• No, the trace and norm of those maps are respectively twice and the square of the "reduced trace" and "reduced norm". The reduced trace and reduced norm of a central simple algebra $C$ of rank $n^2$ over an arbitrary field $k$ (of any characteristic) are defined as homogeneous polynomial maps (of respective degrees 1 and $n$) by choosing a finite Galois splitting field $k'/k$ and carrying out Galois descent of the matrix trace and norm on $C_{k'} \simeq {\rm{Mat}}_n(k')$, using Skolem-Noether (to handle ambiguity of this latter isomorphism) and conjugation-invariance of matrix trace and norm. – Marguax Oct 10 '13 at 2:20
• Also, the description of $Y(E)$ by Gross is wrong when $E$ isn't local for the same reason that the points in $\mathbf{P}^n(E)$ are not generally given by $(\mathbf{A}^{n+1} - \{0\})(E)/E^{\times}$ when $E$ isn't local.

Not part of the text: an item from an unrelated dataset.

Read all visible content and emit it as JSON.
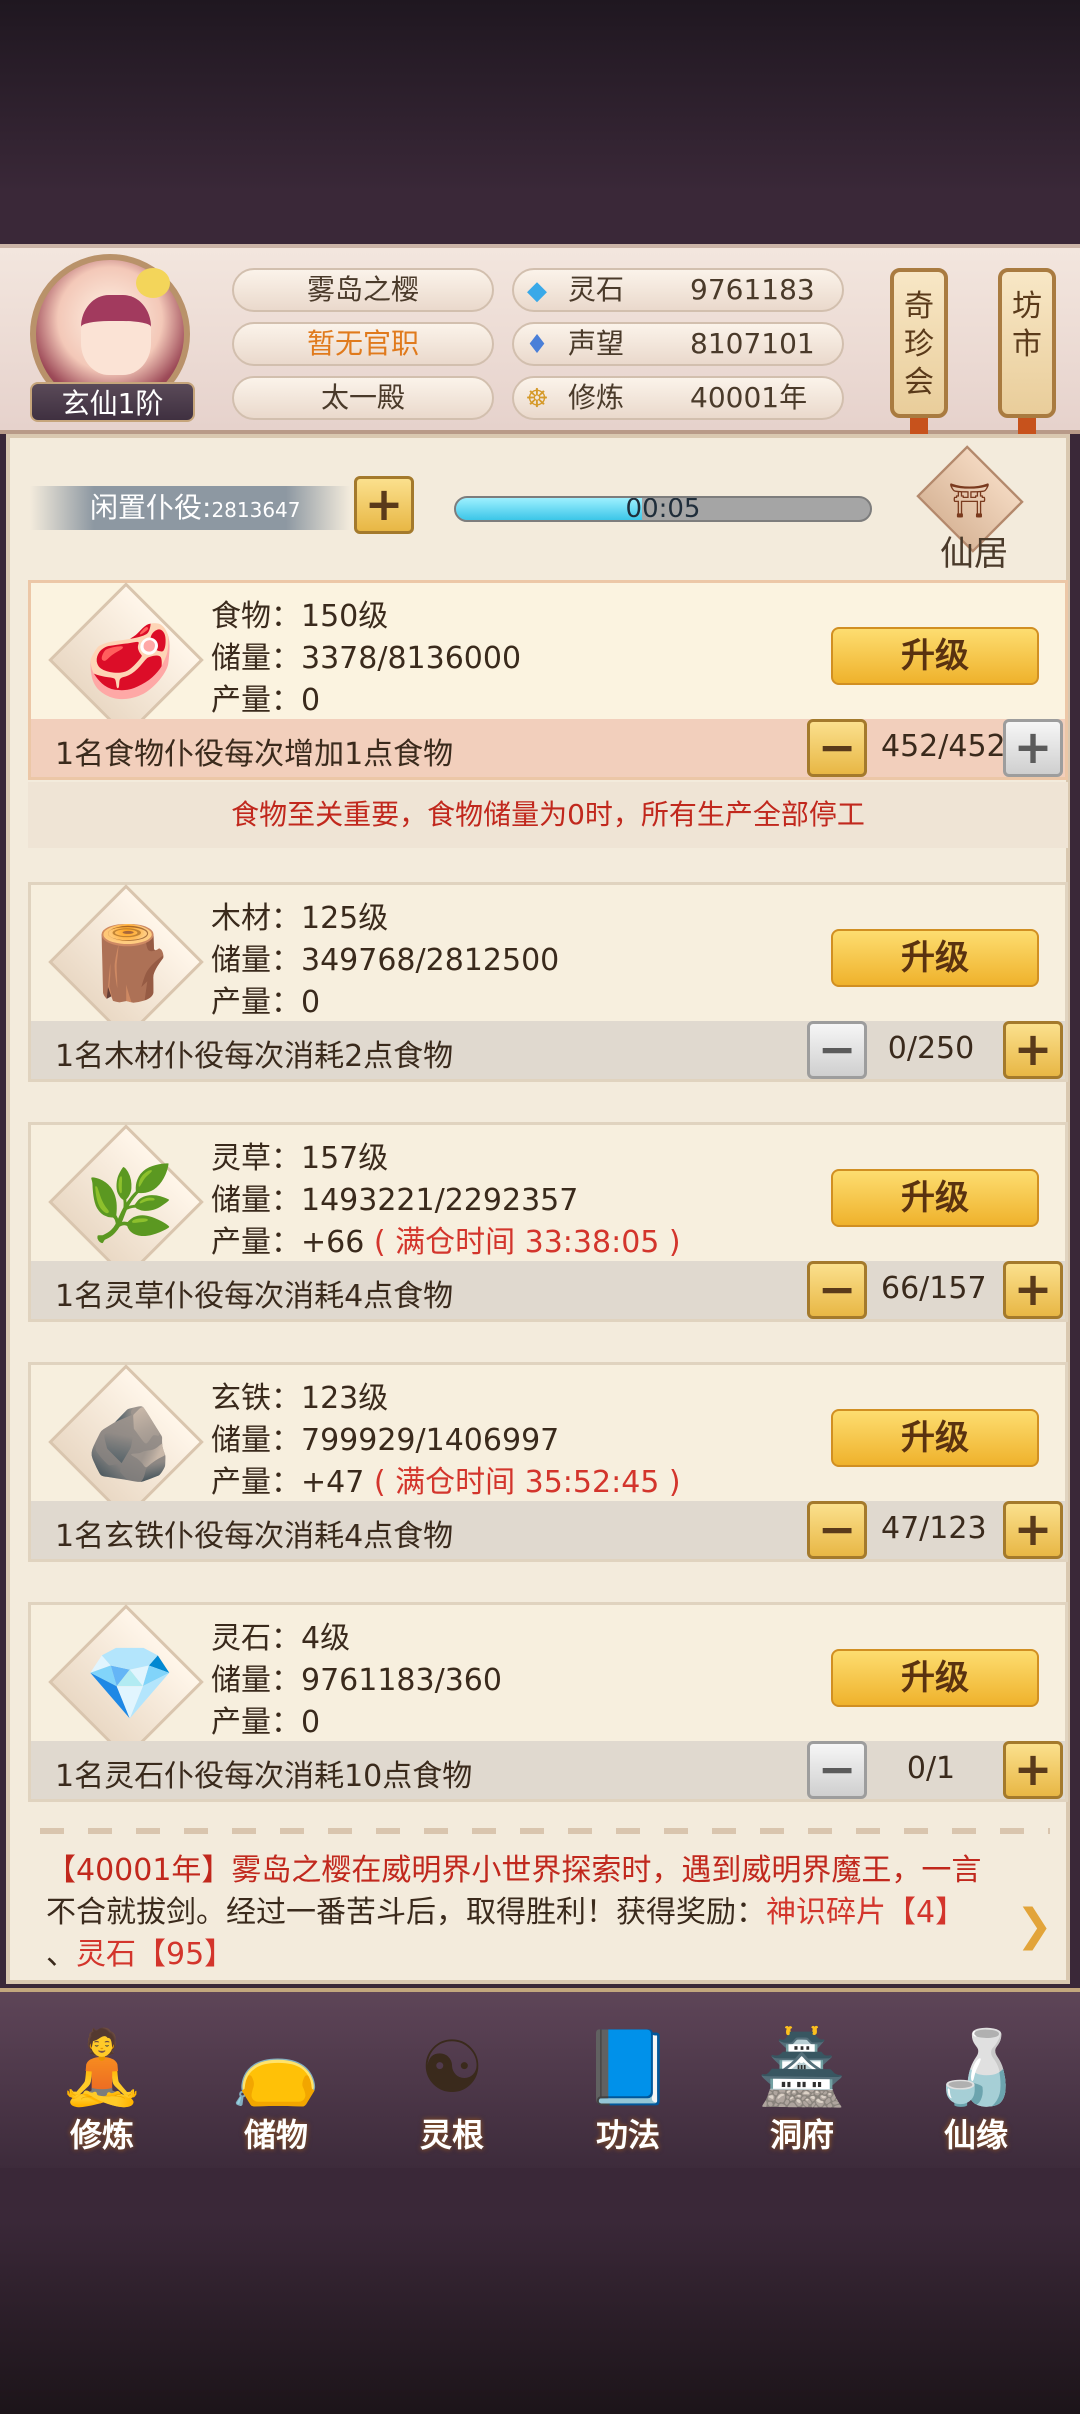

That is, there are obstructions arising from ${\rm{Pic}}(E)$ (invisible if $E$ is a field, but already a serious issue if $E$ is as mild as a Dedekind domain with nontrivial class group). The same applies to the discussion of a projective conic. – Marguax Oct 10 '13 at 2:23
• @Adrian: I told you the definition, so you don't need a reference. :) Again: after choosing such $k'/k$ so we have an isomorphism $f:C_{k'} \simeq {\rm{Mat}}_n(k')$ that is well-defined up to conjugation by ${\rm{GL}}_n(k')$, we can transfer the conjugation-invariant trace and norm over to $C_{k'}$. Independence of $f$ implies that these maps $C_{k'} \rightarrow k'$ are Galois-invariant and so descend to maps $C \rightarrow k$ visibly independent of $k'/k$ and given by homogeneous polynomials with respective degrees 1 and $n$. Use the same polynomials after scalar extension to any $k$-algebra. – Marguax Oct 10 '13 at 3:39
• @Adrian: In the preceding, to be "safe" when $k$ is finite one ought to demand $k'$ is infinite (so take $k' = k_s$, noting that finiteness of $[k':k]$ isn't ever needed, just the Galois condition). Any graduate algebra book discussing central simple algebras ought to discuss the reduced trace and reduced norm built via Galois descent. (I never learned this from a book; I guessed it by osmosis from seeing how the concepts are used.) Perhaps try Jacobson's "Basic Algebra II"? – Marguax Oct 10 '13 at 3:42